* Task goal: Starting at the top line and ending at the bottom one, repeat the entries exactly and drop every picture.

[[ Recorded data open ]]

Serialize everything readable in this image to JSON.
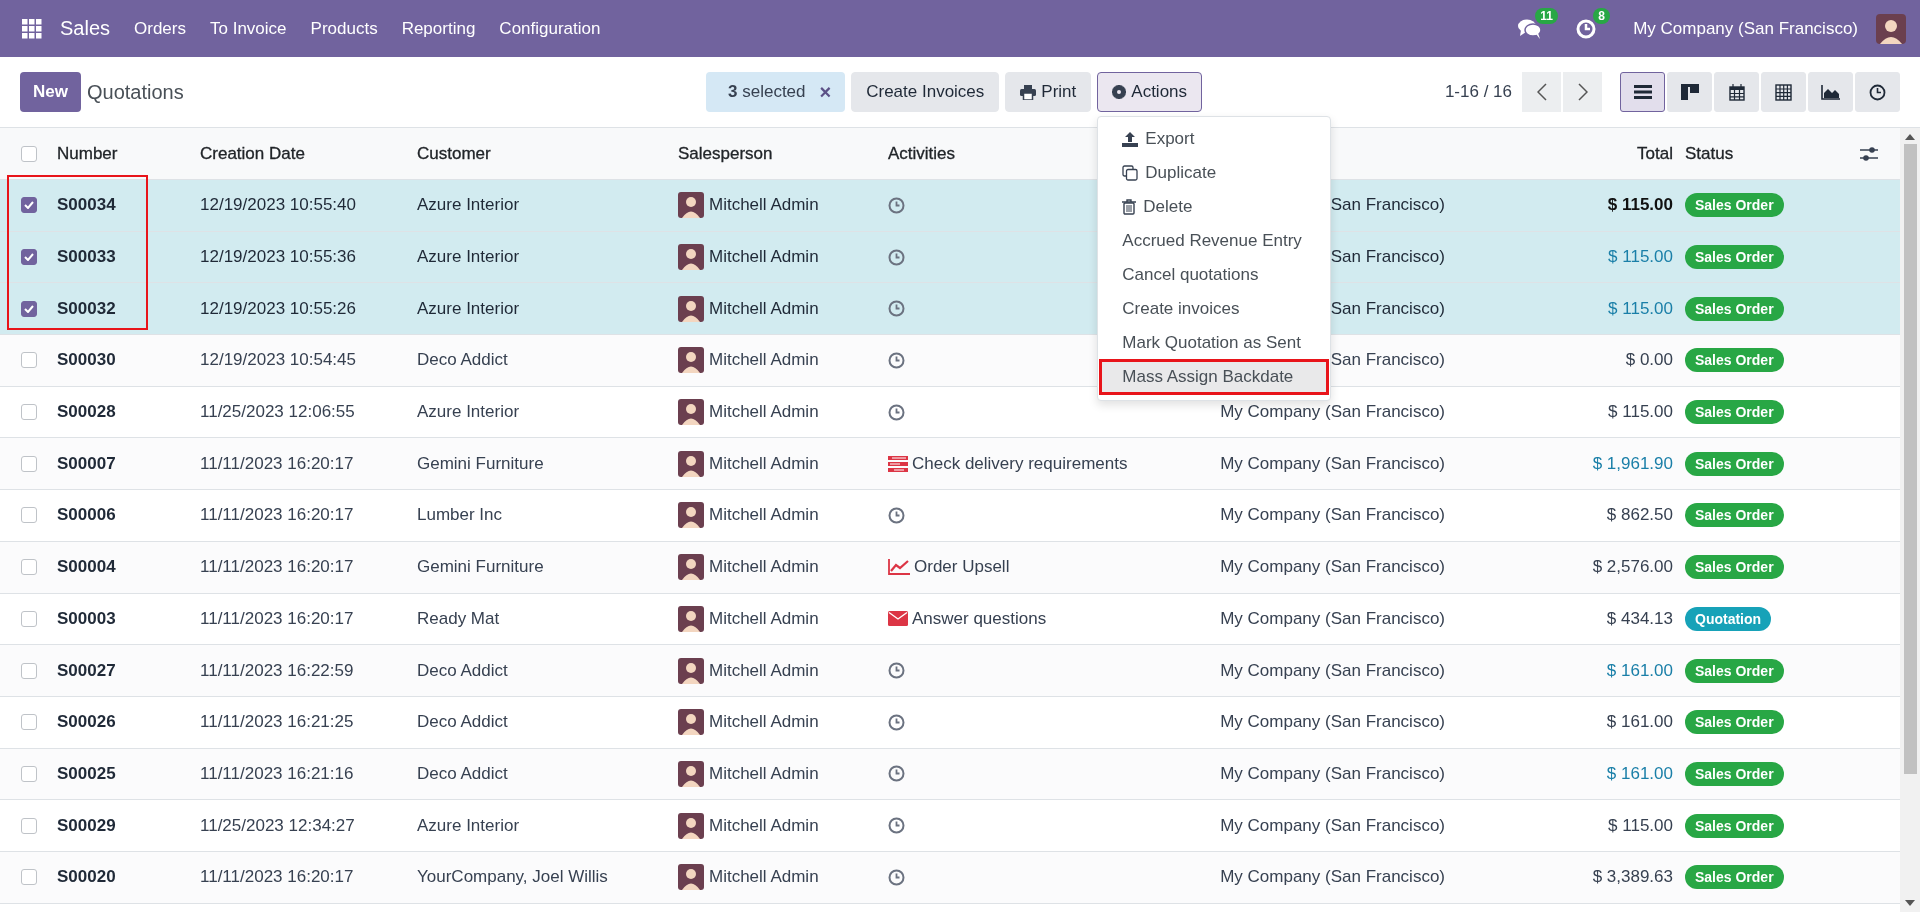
{
  "navbar": {
    "app": "Sales",
    "menu": [
      "Orders",
      "To Invoice",
      "Products",
      "Reporting",
      "Configuration"
    ],
    "messages_count": "11",
    "activities_count": "8",
    "company": "My Company (San Francisco)"
  },
  "control_panel": {
    "new_button": "New",
    "breadcrumb": "Quotations",
    "selection": "**3** selected",
    "clear_selection": "×",
    "buttons": [
      "Create Invoices",
      "Print"
    ],
    "actions": {
      "label": "Actions",
      "expanded": true
    },
    "pager": "1-16 / 16",
    "views": [
      {
        "selected": true
      },
      {
        "selected": false
      },
      {
        "selected": false
      },
      {
        "selected": false
      },
      {
        "selected": false
      },
      {
        "selected": false
      }
    ]
  },
  "actions_menu": [
    {
      "label": "Export",
      "selected": false
    },
    {
      "label": "Duplicate",
      "selected": false
    },
    {
      "label": "Delete",
      "selected": false
    },
    {
      "label": "Accrued Revenue Entry",
      "selected": false
    },
    {
      "label": "Cancel quotations",
      "selected": false
    },
    {
      "label": "Create invoices",
      "selected": false
    },
    {
      "label": "Mark Quotation as Sent",
      "selected": false
    },
    {
      "label": "Mass Assign Backdate",
      "selected": true
    }
  ],
  "table": {
    "select_all": {
      "checked": false
    },
    "columns": [
      "Number",
      "Creation Date",
      "Customer",
      "Salesperson",
      "Activities",
      "Total",
      "Status"
    ],
    "rows": [
      {
        "checked": true,
        "number": "S00034",
        "date": "12/19/2023 10:55:40",
        "customer": "Azure Interior",
        "salesperson": "Mitchell Admin",
        "activity": {
          "kind": "none"
        },
        "company": "San Francisco)",
        "total": "$ 115.00",
        "focused": true,
        "total_link": false,
        "status": {
          "label": "Sales Order",
          "color": "#28a745"
        }
      },
      {
        "checked": true,
        "number": "S00033",
        "date": "12/19/2023 10:55:36",
        "customer": "Azure Interior",
        "salesperson": "Mitchell Admin",
        "activity": {
          "kind": "none"
        },
        "company": "San Francisco)",
        "total": "$ 115.00",
        "focused": false,
        "total_link": true,
        "status": {
          "label": "Sales Order",
          "color": "#28a745"
        }
      },
      {
        "checked": true,
        "number": "S00032",
        "date": "12/19/2023 10:55:26",
        "customer": "Azure Interior",
        "salesperson": "Mitchell Admin",
        "activity": {
          "kind": "none"
        },
        "company": "San Francisco)",
        "total": "$ 115.00",
        "focused": false,
        "total_link": true,
        "status": {
          "label": "Sales Order",
          "color": "#28a745"
        }
      },
      {
        "checked": false,
        "number": "S00030",
        "date": "12/19/2023 10:54:45",
        "customer": "Deco Addict",
        "salesperson": "Mitchell Admin",
        "activity": {
          "kind": "none"
        },
        "company": "San Francisco)",
        "total": "$ 0.00",
        "focused": false,
        "total_link": false,
        "status": {
          "label": "Sales Order",
          "color": "#28a745"
        }
      },
      {
        "checked": false,
        "number": "S00028",
        "date": "11/25/2023 12:06:55",
        "customer": "Azure Interior",
        "salesperson": "Mitchell Admin",
        "activity": {
          "kind": "none"
        },
        "company": "My Company (San Francisco)",
        "total": "$ 115.00",
        "focused": false,
        "total_link": false,
        "status": {
          "label": "Sales Order",
          "color": "#28a745"
        }
      },
      {
        "checked": false,
        "number": "S00007",
        "date": "11/11/2023 16:20:17",
        "customer": "Gemini Furniture",
        "salesperson": "Mitchell Admin",
        "activity": {
          "kind": "todo",
          "text": "Check delivery requirements"
        },
        "company": "My Company (San Francisco)",
        "total": "$ 1,961.90",
        "focused": false,
        "total_link": true,
        "status": {
          "label": "Sales Order",
          "color": "#28a745"
        }
      },
      {
        "checked": false,
        "number": "S00006",
        "date": "11/11/2023 16:20:17",
        "customer": "Lumber Inc",
        "salesperson": "Mitchell Admin",
        "activity": {
          "kind": "none"
        },
        "company": "My Company (San Francisco)",
        "total": "$ 862.50",
        "focused": false,
        "total_link": false,
        "status": {
          "label": "Sales Order",
          "color": "#28a745"
        }
      },
      {
        "checked": false,
        "number": "S00004",
        "date": "11/11/2023 16:20:17",
        "customer": "Gemini Furniture",
        "salesperson": "Mitchell Admin",
        "activity": {
          "kind": "upsell",
          "text": "Order Upsell"
        },
        "company": "My Company (San Francisco)",
        "total": "$ 2,576.00",
        "focused": false,
        "total_link": false,
        "status": {
          "label": "Sales Order",
          "color": "#28a745"
        }
      },
      {
        "checked": false,
        "number": "S00003",
        "date": "11/11/2023 16:20:17",
        "customer": "Ready Mat",
        "salesperson": "Mitchell Admin",
        "activity": {
          "kind": "email",
          "text": "Answer questions"
        },
        "company": "My Company (San Francisco)",
        "total": "$ 434.13",
        "focused": false,
        "total_link": false,
        "status": {
          "label": "Quotation",
          "color": "#17a2b8"
        }
      },
      {
        "checked": false,
        "number": "S00027",
        "date": "11/11/2023 16:22:59",
        "customer": "Deco Addict",
        "salesperson": "Mitchell Admin",
        "activity": {
          "kind": "none"
        },
        "company": "My Company (San Francisco)",
        "total": "$ 161.00",
        "focused": false,
        "total_link": true,
        "status": {
          "label": "Sales Order",
          "color": "#28a745"
        }
      },
      {
        "checked": false,
        "number": "S00026",
        "date": "11/11/2023 16:21:25",
        "customer": "Deco Addict",
        "salesperson": "Mitchell Admin",
        "activity": {
          "kind": "none"
        },
        "company": "My Company (San Francisco)",
        "total": "$ 161.00",
        "focused": false,
        "total_link": false,
        "status": {
          "label": "Sales Order",
          "color": "#28a745"
        }
      },
      {
        "checked": false,
        "number": "S00025",
        "date": "11/11/2023 16:21:16",
        "customer": "Deco Addict",
        "salesperson": "Mitchell Admin",
        "activity": {
          "kind": "none"
        },
        "company": "My Company (San Francisco)",
        "total": "$ 161.00",
        "focused": false,
        "total_link": true,
        "status": {
          "label": "Sales Order",
          "color": "#28a745"
        }
      },
      {
        "checked": false,
        "number": "S00029",
        "date": "11/25/2023 12:34:27",
        "customer": "Azure Interior",
        "salesperson": "Mitchell Admin",
        "activity": {
          "kind": "none"
        },
        "company": "My Company (San Francisco)",
        "total": "$ 115.00",
        "focused": false,
        "total_link": false,
        "status": {
          "label": "Sales Order",
          "color": "#28a745"
        }
      },
      {
        "checked": false,
        "number": "S00020",
        "date": "11/11/2023 16:20:17",
        "customer": "YourCompany, Joel Willis",
        "salesperson": "Mitchell Admin",
        "activity": {
          "kind": "none"
        },
        "company": "My Company (San Francisco)",
        "total": "$ 3,389.63",
        "focused": false,
        "total_link": false,
        "status": {
          "label": "Sales Order",
          "color": "#28a745"
        }
      }
    ]
  }
}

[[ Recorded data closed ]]

* Answer to this task:
Serialize everything readable in this image to JSON.
{
  "navbar": {
    "app": "Sales",
    "menu": [
      "Orders",
      "To Invoice",
      "Products",
      "Reporting",
      "Configuration"
    ],
    "messages_count": "11",
    "activities_count": "8",
    "company": "My Company (San Francisco)"
  },
  "control_panel": {
    "new_button": "New",
    "breadcrumb": "Quotations",
    "selection": "**3** selected",
    "clear_selection": "×",
    "buttons": [
      "Create Invoices",
      "Print"
    ],
    "actions": {
      "label": "Actions",
      "expanded": true
    },
    "pager": "1-16 / 16",
    "views": [
      {
        "selected": true
      },
      {
        "selected": false
      },
      {
        "selected": false
      },
      {
        "selected": false
      },
      {
        "selected": false
      },
      {
        "selected": false
      }
    ]
  },
  "actions_menu": [
    {
      "label": "Export",
      "selected": false
    },
    {
      "label": "Duplicate",
      "selected": false
    },
    {
      "label": "Delete",
      "selected": false
    },
    {
      "label": "Accrued Revenue Entry",
      "selected": false
    },
    {
      "label": "Cancel quotations",
      "selected": false
    },
    {
      "label": "Create invoices",
      "selected": false
    },
    {
      "label": "Mark Quotation as Sent",
      "selected": false
    },
    {
      "label": "Mass Assign Backdate",
      "selected": true
    }
  ],
  "table": {
    "select_all": {
      "checked": false
    },
    "columns": [
      "Number",
      "Creation Date",
      "Customer",
      "Salesperson",
      "Activities",
      "Total",
      "Status"
    ],
    "rows": [
      {
        "checked": true,
        "number": "S00034",
        "date": "12/19/2023 10:55:40",
        "customer": "Azure Interior",
        "salesperson": "Mitchell Admin",
        "activity": {
          "kind": "none"
        },
        "company": "San Francisco)",
        "total": "$ 115.00",
        "focused": true,
        "total_link": false,
        "status": {
          "label": "Sales Order",
          "color": "#28a745"
        }
      },
      {
        "checked": true,
        "number": "S00033",
        "date": "12/19/2023 10:55:36",
        "customer": "Azure Interior",
        "salesperson": "Mitchell Admin",
        "activity": {
          "kind": "none"
        },
        "company": "San Francisco)",
        "total": "$ 115.00",
        "focused": false,
        "total_link": true,
        "status": {
          "label": "Sales Order",
          "color": "#28a745"
        }
      },
      {
        "checked": true,
        "number": "S00032",
        "date": "12/19/2023 10:55:26",
        "customer": "Azure Interior",
        "salesperson": "Mitchell Admin",
        "activity": {
          "kind": "none"
        },
        "company": "San Francisco)",
        "total": "$ 115.00",
        "focused": false,
        "total_link": true,
        "status": {
          "label": "Sales Order",
          "color": "#28a745"
        }
      },
      {
        "checked": false,
        "number": "S00030",
        "date": "12/19/2023 10:54:45",
        "customer": "Deco Addict",
        "salesperson": "Mitchell Admin",
        "activity": {
          "kind": "none"
        },
        "company": "San Francisco)",
        "total": "$ 0.00",
        "focused": false,
        "total_link": false,
        "status": {
          "label": "Sales Order",
          "color": "#28a745"
        }
      },
      {
        "checked": false,
        "number": "S00028",
        "date": "11/25/2023 12:06:55",
        "customer": "Azure Interior",
        "salesperson": "Mitchell Admin",
        "activity": {
          "kind": "none"
        },
        "company": "My Company (San Francisco)",
        "total": "$ 115.00",
        "focused": false,
        "total_link": false,
        "status": {
          "label": "Sales Order",
          "color": "#28a745"
        }
      },
      {
        "checked": false,
        "number": "S00007",
        "date": "11/11/2023 16:20:17",
        "customer": "Gemini Furniture",
        "salesperson": "Mitchell Admin",
        "activity": {
          "kind": "todo",
          "text": "Check delivery requirements"
        },
        "company": "My Company (San Francisco)",
        "total": "$ 1,961.90",
        "focused": false,
        "total_link": true,
        "status": {
          "label": "Sales Order",
          "color": "#28a745"
        }
      },
      {
        "checked": false,
        "number": "S00006",
        "date": "11/11/2023 16:20:17",
        "customer": "Lumber Inc",
        "salesperson": "Mitchell Admin",
        "activity": {
          "kind": "none"
        },
        "company": "My Company (San Francisco)",
        "total": "$ 862.50",
        "focused": false,
        "total_link": false,
        "status": {
          "label": "Sales Order",
          "color": "#28a745"
        }
      },
      {
        "checked": false,
        "number": "S00004",
        "date": "11/11/2023 16:20:17",
        "customer": "Gemini Furniture",
        "salesperson": "Mitchell Admin",
        "activity": {
          "kind": "upsell",
          "text": "Order Upsell"
        },
        "company": "My Company (San Francisco)",
        "total": "$ 2,576.00",
        "focused": false,
        "total_link": false,
        "status": {
          "label": "Sales Order",
          "color": "#28a745"
        }
      },
      {
        "checked": false,
        "number": "S00003",
        "date": "11/11/2023 16:20:17",
        "customer": "Ready Mat",
        "salesperson": "Mitchell Admin",
        "activity": {
          "kind": "email",
          "text": "Answer questions"
        },
        "company": "My Company (San Francisco)",
        "total": "$ 434.13",
        "focused": false,
        "total_link": false,
        "status": {
          "label": "Quotation",
          "color": "#17a2b8"
        }
      },
      {
        "checked": false,
        "number": "S00027",
        "date": "11/11/2023 16:22:59",
        "customer": "Deco Addict",
        "salesperson": "Mitchell Admin",
        "activity": {
          "kind": "none"
        },
        "company": "My Company (San Francisco)",
        "total": "$ 161.00",
        "focused": false,
        "total_link": true,
        "status": {
          "label": "Sales Order",
          "color": "#28a745"
        }
      },
      {
        "checked": false,
        "number": "S00026",
        "date": "11/11/2023 16:21:25",
        "customer": "Deco Addict",
        "salesperson": "Mitchell Admin",
        "activity": {
          "kind": "none"
        },
        "company": "My Company (San Francisco)",
        "total": "$ 161.00",
        "focused": false,
        "total_link": false,
        "status": {
          "label": "Sales Order",
          "color": "#28a745"
        }
      },
      {
        "checked": false,
        "number": "S00025",
        "date": "11/11/2023 16:21:16",
        "customer": "Deco Addict",
        "salesperson": "Mitchell Admin",
        "activity": {
          "kind": "none"
        },
        "company": "My Company (San Francisco)",
        "total": "$ 161.00",
        "focused": false,
        "total_link": true,
        "status": {
          "label": "Sales Order",
          "color": "#28a745"
        }
      },
      {
        "checked": false,
        "number": "S00029",
        "date": "11/25/2023 12:34:27",
        "customer": "Azure Interior",
        "salesperson": "Mitchell Admin",
        "activity": {
          "kind": "none"
        },
        "company": "My Company (San Francisco)",
        "total": "$ 115.00",
        "focused": false,
        "total_link": false,
        "status": {
          "label": "Sales Order",
          "color": "#28a745"
        }
      },
      {
        "checked": false,
        "number": "S00020",
        "date": "11/11/2023 16:20:17",
        "customer": "YourCompany, Joel Willis",
        "salesperson": "Mitchell Admin",
        "activity": {
          "kind": "none"
        },
        "company": "My Company (San Francisco)",
        "total": "$ 3,389.63",
        "focused": false,
        "total_link": false,
        "status": {
          "label": "Sales Order",
          "color": "#28a745"
        }
      }
    ]
  }
}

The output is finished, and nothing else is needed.